──────── Given data

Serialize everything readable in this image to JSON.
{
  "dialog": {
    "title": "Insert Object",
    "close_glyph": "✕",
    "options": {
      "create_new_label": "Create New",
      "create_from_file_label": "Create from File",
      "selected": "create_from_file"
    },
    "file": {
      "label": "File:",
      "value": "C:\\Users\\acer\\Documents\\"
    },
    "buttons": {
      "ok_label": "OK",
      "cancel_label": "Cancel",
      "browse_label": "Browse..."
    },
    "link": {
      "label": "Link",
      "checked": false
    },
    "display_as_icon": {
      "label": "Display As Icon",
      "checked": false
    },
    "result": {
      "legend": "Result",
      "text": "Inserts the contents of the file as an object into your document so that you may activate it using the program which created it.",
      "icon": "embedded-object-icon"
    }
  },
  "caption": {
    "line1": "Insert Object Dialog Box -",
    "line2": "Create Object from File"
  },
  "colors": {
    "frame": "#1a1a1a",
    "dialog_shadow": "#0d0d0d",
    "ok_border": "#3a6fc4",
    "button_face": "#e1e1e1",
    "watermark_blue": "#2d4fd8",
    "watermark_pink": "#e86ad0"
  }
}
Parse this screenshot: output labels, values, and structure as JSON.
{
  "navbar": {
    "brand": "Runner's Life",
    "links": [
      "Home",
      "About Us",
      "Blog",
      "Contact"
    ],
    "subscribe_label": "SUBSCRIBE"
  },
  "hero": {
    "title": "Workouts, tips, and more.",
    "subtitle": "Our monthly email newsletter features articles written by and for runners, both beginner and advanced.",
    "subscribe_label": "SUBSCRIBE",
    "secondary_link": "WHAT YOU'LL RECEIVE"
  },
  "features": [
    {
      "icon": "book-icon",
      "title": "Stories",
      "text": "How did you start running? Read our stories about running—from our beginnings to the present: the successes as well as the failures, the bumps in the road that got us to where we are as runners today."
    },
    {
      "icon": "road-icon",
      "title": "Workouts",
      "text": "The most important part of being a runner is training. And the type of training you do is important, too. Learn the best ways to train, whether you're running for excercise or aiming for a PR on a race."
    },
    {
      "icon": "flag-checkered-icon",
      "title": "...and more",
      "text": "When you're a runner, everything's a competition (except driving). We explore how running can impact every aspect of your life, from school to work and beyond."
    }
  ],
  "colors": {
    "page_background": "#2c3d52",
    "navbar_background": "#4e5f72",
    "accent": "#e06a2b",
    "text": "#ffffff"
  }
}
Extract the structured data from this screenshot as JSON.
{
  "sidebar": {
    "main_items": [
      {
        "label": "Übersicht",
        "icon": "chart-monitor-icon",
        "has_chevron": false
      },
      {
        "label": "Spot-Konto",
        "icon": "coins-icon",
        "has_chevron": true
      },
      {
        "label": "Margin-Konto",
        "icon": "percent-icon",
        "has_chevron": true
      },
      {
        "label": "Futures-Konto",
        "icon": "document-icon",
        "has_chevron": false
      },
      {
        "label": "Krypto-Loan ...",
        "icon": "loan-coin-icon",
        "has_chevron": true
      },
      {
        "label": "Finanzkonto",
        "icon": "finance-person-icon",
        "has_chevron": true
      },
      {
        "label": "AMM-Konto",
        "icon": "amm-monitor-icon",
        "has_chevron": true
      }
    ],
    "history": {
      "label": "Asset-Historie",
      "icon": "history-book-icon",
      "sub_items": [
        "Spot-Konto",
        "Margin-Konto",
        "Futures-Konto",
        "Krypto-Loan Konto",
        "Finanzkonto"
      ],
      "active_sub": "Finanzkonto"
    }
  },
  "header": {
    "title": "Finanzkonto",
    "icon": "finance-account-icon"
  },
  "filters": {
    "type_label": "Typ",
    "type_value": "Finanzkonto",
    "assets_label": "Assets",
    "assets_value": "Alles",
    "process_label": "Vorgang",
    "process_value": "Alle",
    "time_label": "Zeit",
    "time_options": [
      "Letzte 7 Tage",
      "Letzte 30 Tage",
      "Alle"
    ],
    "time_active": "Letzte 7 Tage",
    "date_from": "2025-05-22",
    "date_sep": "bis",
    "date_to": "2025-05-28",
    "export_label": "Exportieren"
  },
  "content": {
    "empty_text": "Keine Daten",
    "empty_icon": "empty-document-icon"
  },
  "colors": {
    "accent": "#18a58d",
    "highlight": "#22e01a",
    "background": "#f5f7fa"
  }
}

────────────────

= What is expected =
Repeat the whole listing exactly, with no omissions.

= Result =
Serialize everything readable in this image to JSON.
{
  "dialog": {
    "title": "Insert Object",
    "close_glyph": "✕",
    "options": {
      "create_new_label": "Create New",
      "create_from_file_label": "Create from File",
      "selected": "create_from_file"
    },
    "file": {
      "label": "File:",
      "value": "C:\\Users\\acer\\Documents\\"
    },
    "buttons": {
      "ok_label": "OK",
      "cancel_label": "Cancel",
      "browse_label": "Browse..."
    },
    "link": {
      "label": "Link",
      "checked": false
    },
    "display_as_icon": {
      "label": "Display As Icon",
      "checked": false
    },
    "result": {
      "legend": "Result",
      "text": "Inserts the contents of the file as an object into your document so that you may activate it using the program which created it.",
      "icon": "embedded-object-icon"
    }
  },
  "caption": {
    "line1": "Insert Object Dialog Box -",
    "line2": "Create Object from File"
  },
  "colors": {
    "frame": "#1a1a1a",
    "dialog_shadow": "#0d0d0d",
    "ok_border": "#3a6fc4",
    "button_face": "#e1e1e1",
    "watermark_blue": "#2d4fd8",
    "watermark_pink": "#e86ad0"
  }
}
Parse this screenshot: output labels, values, and structure as JSON.
{
  "navbar": {
    "brand": "Runner's Life",
    "links": [
      "Home",
      "About Us",
      "Blog",
      "Contact"
    ],
    "subscribe_label": "SUBSCRIBE"
  },
  "hero": {
    "title": "Workouts, tips, and more.",
    "subtitle": "Our monthly email newsletter features articles written by and for runners, both beginner and advanced.",
    "subscribe_label": "SUBSCRIBE",
    "secondary_link": "WHAT YOU'LL RECEIVE"
  },
  "features": [
    {
      "icon": "book-icon",
      "title": "Stories",
      "text": "How did you start running? Read our stories about running—from our beginnings to the present: the successes as well as the failures, the bumps in the road that got us to where we are as runners today."
    },
    {
      "icon": "road-icon",
      "title": "Workouts",
      "text": "The most important part of being a runner is training. And the type of training you do is important, too. Learn the best ways to train, whether you're running for excercise or aiming for a PR on a race."
    },
    {
      "icon": "flag-checkered-icon",
      "title": "...and more",
      "text": "When you're a runner, everything's a competition (except driving). We explore how running can impact every aspect of your life, from school to work and beyond."
    }
  ],
  "colors": {
    "page_background": "#2c3d52",
    "navbar_background": "#4e5f72",
    "accent": "#e06a2b",
    "text": "#ffffff"
  }
}
Extract the structured data from this screenshot as JSON.
{
  "sidebar": {
    "main_items": [
      {
        "label": "Übersicht",
        "icon": "chart-monitor-icon",
        "has_chevron": false
      },
      {
        "label": "Spot-Konto",
        "icon": "coins-icon",
        "has_chevron": true
      },
      {
        "label": "Margin-Konto",
        "icon": "percent-icon",
        "has_chevron": true
      },
      {
        "label": "Futures-Konto",
        "icon": "document-icon",
        "has_chevron": false
      },
      {
        "label": "Krypto-Loan ...",
        "icon": "loan-coin-icon",
        "has_chevron": true
      },
      {
        "label": "Finanzkonto",
        "icon": "finance-person-icon",
        "has_chevron": true
      },
      {
        "label": "AMM-Konto",
        "icon": "amm-monitor-icon",
        "has_chevron": true
      }
    ],
    "history": {
      "label": "Asset-Historie",
      "icon": "history-book-icon",
      "sub_items": [
        "Spot-Konto",
        "Margin-Konto",
        "Futures-Konto",
        "Krypto-Loan Konto",
        "Finanzkonto"
      ],
      "active_sub": "Finanzkonto"
    }
  },
  "header": {
    "title": "Finanzkonto",
    "icon": "finance-account-icon"
  },
  "filters": {
    "type_label": "Typ",
    "type_value": "Finanzkonto",
    "assets_label": "Assets",
    "assets_value": "Alles",
    "process_label": "Vorgang",
    "process_value": "Alle",
    "time_label": "Zeit",
    "time_options": [
      "Letzte 7 Tage",
      "Letzte 30 Tage",
      "Alle"
    ],
    "time_active": "Letzte 7 Tage",
    "date_from": "2025-05-22",
    "date_sep": "bis",
    "date_to": "2025-05-28",
    "export_label": "Exportieren"
  },
  "content": {
    "empty_text": "Keine Daten",
    "empty_icon": "empty-document-icon"
  },
  "colors": {
    "accent": "#18a58d",
    "highlight": "#22e01a",
    "background": "#f5f7fa"
  }
}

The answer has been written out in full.